New Economic Realities   //   January 23, 2023  ■  4 min read

How retailers are trying to save on rising fulfillment and warehousing costs 

As the threat of a recession looms, retailers are trying to save on fulfillment costs by turning to automation and closing warehouses.

In January, online pet retailer Chewy said it would set up at least two additional automated fulfillment centers to decrease cost and expand capacity. “When we think about the future of our fulfillment network, automation is at the center of that. It lowers the cost, it improves safety, it increases capacity,” Chewy CFO Mario Marte told The Wall Street Journal. Last year, Kroger built two automated fulfillment centers in Nashville, Tennessee and Maywood, Illinois with warehouse company Ocado to add scale to their fulfillment network while utilizing the benefits of automation.

Meanwhile e-commerce giant Amazon has been closing, canceling or postponing warehouses around the United States. “In 2022, the Amazon distribution network was impacted by the company’s need to reduce operating expenses,” wrote MWPVL International, a supply chain and logistics consulting firm, in a report. “Over 90 buildings were either closed, canceled or delayed, primarily in the USA. In 2023, we anticipate that similar cutbacks will take place in the rest of the world.”

E-commerce companies that were hit hard by a slowdown in online ordering in their respective sectors have also resorted to warehouse closures. Meal kit provider HelloFresh announced the closure of its distribution center in Richmond, California last October, for example. Both Walmart and Amazon, meanwhile, have laid off thousands of workers at fulfillment centers across the U.S. last year to optimize their operations.

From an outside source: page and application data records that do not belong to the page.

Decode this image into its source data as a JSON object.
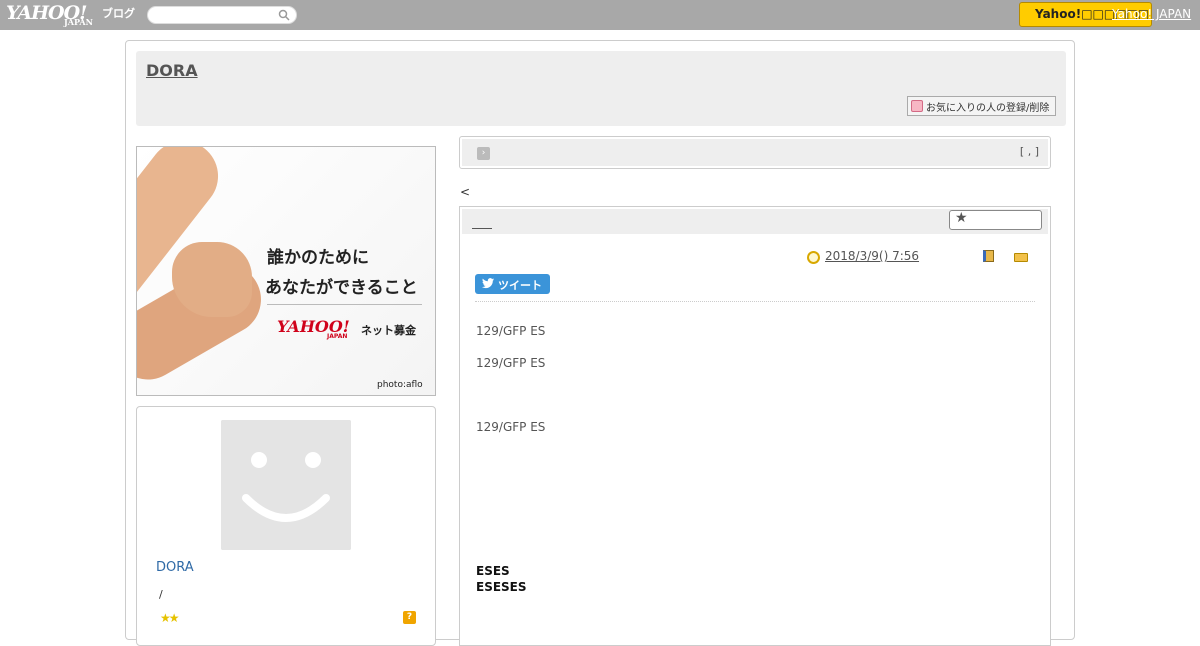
{
  "topbar": {
    "logo_main": "YAHOO!",
    "logo_sub": "JAPAN",
    "logo_service": "ブログ",
    "search_placeholder": "",
    "promo_label": "Yahoo!□□□□□□",
    "yj_link": "Yahoo! JAPAN"
  },
  "header": {
    "blog_title": "DORA",
    "fav_button": "お気に入りの人の登録/削除"
  },
  "banner": {
    "line1": "誰かのために",
    "line2": "あなたができること",
    "brand": "YAHOO!",
    "brand_sub": "JAPAN",
    "brand_service": "ネット募金",
    "credit": "photo:aflo"
  },
  "profile": {
    "name": "DORA",
    "sub": "/",
    "stars": "★★",
    "help": "?"
  },
  "nav": {
    "arrow": "›",
    "bracket": "[ , ]"
  },
  "back_link": "<",
  "article": {
    "date": "2018/3/9()  7:56",
    "tweet_label": "ツイート",
    "paragraphs": [
      "129/GFP ES",
      "129/GFP ES",
      "129/GFP ES"
    ],
    "bold_lines": [
      "ESES",
      "ESESES"
    ]
  },
  "colors": {
    "topbar": "#a8a8a8",
    "promo": "#ffcc00",
    "tweet": "#3b94d9",
    "link": "#2f6aa6"
  }
}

Analysts and experts echoed that rising costs in the warehouse and fulfillment segment will be an acute pain point for online retailers. One micro-fulfillment provider that uses automation to rely less on human labor said it’s seeing increased interest from retailers of late. Every business with a sizable e-commerce operation has to increase the profitability of that channel, an analyst told Modern Retail.

“Two key areas of savings, in the near term, at least, are automation and saving on capital expenditure,” Andrew Lipsman, principal analyst for retail and e-commerce at Insider Intelligence told Modern Retail.

This has presented opportunity for those trying to disrupt the fulfillment space. “The layoffs seem to be real, everybody’s trying to manage them,” said Curt Avallone, chief brand officer at Takeoff Technologies, which specializes in grocery micro-fulfillment. Grocery chains use these small, automated micro-fulfillment facilities as an extension of their stores to help complete online orders. Takeoff Technologies launched in 2016 and has raised $86 million as of October 2022. The company has announced partnership with Albertsons, Ahold Delhaize and Wakefern among others.

Avallone predicts that over the next couple of years, the e-commerce industry will continue to move towards automation — a move that would benefit Takeoff Technologies — as it responds to the increase in wage rates, and struggles with profitability and e-commerce.

With rise in interest from retailers, Takeoff Technologies, has signed about 120 contracts with grocers to build micro-fulfillment centers over the past four years, with Midwest grocer Hy-Vee being the company’s most recent addition, according to Avallone. The company has also seen increased interest from a number of convenience stores, drug stores and pet retailers, but nothing concrete has materialized yet. Regarding pet retailers, he said, “their assortment is generally 14,000 to 15,000 SKUs and that’s a good sweet spot for 10,000-square-foot micro-fulfillment center.”

Still, Avallone acknowledged “the recession has slowed things down a bit.”

That’s likely because of the capital required for such a program. A new micro-fulfillment center generally around $3 million to $4 million, Avallone estimates. That’s a big investment in the short term, but one that Avallone argues, is more efficient in the long run.

“It’s much less expensive than building a store, and the facilities can do $30 to $40 million in annual sales. A store on a similar volume would probably cost them [retailers] $12 million to $15 million,” he explained.

Another way retailers can save on warehouse costs is by simply doing more to monetize their warehouse fleet, a move that Amazon has pursued aggressively. In September 2022, Amazon announced a new paid service to let sellers use its fulfillment centers and warehouse space for long-term stockpiling and automated distribution. 

“This is where Amazon is at this moment, which is that they had built so significantly over the past couple of years, increased their warehouse capacity so much there there was huge CapEx spending,” Lipsman said. “Not only are they holding back, but they’re also trying to rent out extra space so they can recoup some of those costs of over building at least in the near term, until they can grow into that space.”

Going forward, the future of warehouse automation will be a network of micro-fulfillment centers, nano-fulfillment centers and some larger CFCs in the larger cities, said Avallone. “It really depends upon the density of the customer base and the volume that the retailers are doing. But I think you’ll see, for most of our partners… a network strategy. You want the right size for the right volume,” said Avallone.